The domestic ownership of Irish government bonds
rose from 28% at end 2012 to 48% in June 2014 and the biggest factor was the
Central Bank's 2013 deal on the promissory note debt of ex-Anglo Irish Bank
(renamed IBRC) -- see NTMA profile
here - - the 2013 IBRC Promissory Note repayment (non-cash settlement)
resulted in €25bn of long-dated Government bonds being issued to the Central
Bank of Ireland on liquidation of IBRC.
The Central Bank said today that outstanding
government bonds stood at €113.21bn in June 2014, with 11% due to mature in less
than three years. At end-June 2014, resident holders held 47.7% of
long-term Irish government bonds. resident credit institutions and the Central
Bank of Ireland, account for 91% of resident holdings.
At the end of 1999, over 70%
of Irish bonds were held by domestic investors with the balance in the hands
of overseas investors. At end 2011 78% of Ireland’s MLT securities were held
overseas according to the NTMA - the debt agency.
The resident non-bank financial sector reported
holdings of €2.76bn in June 2014. The holders within this sector were
predominately other financial intermediaries at €1.13bn (Chart 1).
32% of outstanding Government bonds will mature
within the next 5 years. 27% of resident holders fall under this maturity
category, while the equivalent ratio for non-resident holders is higher at
37%. Furthermore, 30% (or €17.7bn) of long-term bonds held by non-resident

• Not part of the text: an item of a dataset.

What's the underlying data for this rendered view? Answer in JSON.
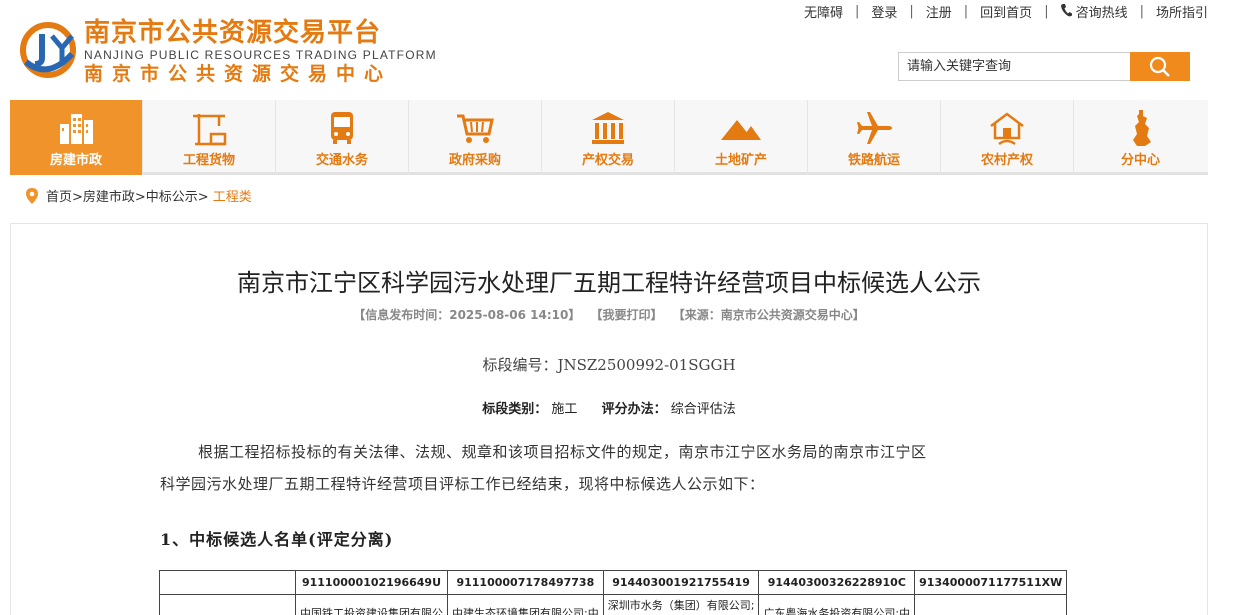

investors will mature from 2023 onwards (Chart 2).
Detailed tables and the explanatory notes can be
found on the Central Bank of Ireland’s website